[Start of section]

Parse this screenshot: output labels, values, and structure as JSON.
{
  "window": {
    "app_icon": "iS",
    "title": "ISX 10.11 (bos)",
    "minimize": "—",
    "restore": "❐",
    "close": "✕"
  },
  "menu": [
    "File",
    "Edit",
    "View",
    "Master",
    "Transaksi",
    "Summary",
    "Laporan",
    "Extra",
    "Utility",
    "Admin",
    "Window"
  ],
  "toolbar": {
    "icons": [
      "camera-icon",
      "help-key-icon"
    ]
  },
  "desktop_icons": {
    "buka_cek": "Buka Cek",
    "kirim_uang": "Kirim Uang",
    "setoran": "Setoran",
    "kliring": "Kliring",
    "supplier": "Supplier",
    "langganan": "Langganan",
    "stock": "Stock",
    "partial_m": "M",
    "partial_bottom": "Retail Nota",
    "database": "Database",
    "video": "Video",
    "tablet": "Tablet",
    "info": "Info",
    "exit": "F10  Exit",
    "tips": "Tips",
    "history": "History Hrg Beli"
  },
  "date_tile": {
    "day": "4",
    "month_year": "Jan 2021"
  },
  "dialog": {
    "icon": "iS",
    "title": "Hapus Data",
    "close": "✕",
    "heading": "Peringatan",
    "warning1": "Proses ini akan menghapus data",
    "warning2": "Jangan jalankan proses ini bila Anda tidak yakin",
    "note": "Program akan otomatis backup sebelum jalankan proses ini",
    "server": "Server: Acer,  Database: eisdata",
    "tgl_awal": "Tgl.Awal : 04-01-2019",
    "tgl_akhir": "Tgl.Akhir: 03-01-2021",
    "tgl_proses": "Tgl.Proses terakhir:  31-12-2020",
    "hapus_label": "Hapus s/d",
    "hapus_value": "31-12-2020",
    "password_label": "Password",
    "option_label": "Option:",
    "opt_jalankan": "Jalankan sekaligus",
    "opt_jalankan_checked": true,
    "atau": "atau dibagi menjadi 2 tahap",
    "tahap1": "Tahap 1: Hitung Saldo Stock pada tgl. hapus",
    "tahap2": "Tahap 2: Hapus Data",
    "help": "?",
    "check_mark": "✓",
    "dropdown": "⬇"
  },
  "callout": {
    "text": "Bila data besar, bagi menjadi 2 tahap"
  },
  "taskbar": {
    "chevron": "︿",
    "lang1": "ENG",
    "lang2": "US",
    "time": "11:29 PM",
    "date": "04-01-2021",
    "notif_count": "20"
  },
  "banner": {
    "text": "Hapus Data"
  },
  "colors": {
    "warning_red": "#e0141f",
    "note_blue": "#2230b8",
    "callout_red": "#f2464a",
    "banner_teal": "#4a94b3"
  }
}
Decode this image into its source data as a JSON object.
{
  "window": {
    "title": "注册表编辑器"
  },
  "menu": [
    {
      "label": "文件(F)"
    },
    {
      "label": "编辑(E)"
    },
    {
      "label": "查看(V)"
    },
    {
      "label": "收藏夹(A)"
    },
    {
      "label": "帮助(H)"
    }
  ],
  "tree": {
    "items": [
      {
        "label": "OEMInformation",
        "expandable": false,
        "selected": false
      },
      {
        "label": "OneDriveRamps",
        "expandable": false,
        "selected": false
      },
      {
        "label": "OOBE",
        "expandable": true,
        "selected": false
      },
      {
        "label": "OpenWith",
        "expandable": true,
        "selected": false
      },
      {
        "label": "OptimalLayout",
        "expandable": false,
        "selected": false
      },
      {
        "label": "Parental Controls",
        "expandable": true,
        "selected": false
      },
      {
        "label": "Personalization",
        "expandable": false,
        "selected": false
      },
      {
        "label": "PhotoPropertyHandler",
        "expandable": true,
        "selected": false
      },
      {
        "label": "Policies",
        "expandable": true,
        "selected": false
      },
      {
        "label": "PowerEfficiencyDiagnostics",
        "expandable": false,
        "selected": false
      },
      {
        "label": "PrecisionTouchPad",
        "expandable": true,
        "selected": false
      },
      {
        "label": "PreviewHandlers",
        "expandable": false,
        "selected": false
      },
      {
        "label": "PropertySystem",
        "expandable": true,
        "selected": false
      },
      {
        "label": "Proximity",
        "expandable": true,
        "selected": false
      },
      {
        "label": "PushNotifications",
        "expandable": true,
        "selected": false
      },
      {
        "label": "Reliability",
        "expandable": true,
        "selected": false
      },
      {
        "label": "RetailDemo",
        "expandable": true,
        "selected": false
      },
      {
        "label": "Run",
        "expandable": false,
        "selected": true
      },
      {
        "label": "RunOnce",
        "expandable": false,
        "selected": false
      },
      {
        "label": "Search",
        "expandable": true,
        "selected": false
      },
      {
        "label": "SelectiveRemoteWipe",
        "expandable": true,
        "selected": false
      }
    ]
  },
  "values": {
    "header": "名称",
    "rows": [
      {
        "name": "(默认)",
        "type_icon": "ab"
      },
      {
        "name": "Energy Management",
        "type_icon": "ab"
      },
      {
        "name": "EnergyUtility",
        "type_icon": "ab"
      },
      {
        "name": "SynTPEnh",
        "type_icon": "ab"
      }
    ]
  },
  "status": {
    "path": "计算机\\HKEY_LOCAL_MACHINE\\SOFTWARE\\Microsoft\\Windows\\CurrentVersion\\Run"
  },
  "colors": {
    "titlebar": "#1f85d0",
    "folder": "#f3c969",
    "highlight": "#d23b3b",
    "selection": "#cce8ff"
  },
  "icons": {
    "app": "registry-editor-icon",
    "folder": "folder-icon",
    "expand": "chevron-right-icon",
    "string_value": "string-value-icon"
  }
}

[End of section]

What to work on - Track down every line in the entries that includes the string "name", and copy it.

Result for this exercise -
        "name": "(默认)",
        "name": "Energy Management",
        "name": "EnergyUtility",
        "name": "SynTPEnh",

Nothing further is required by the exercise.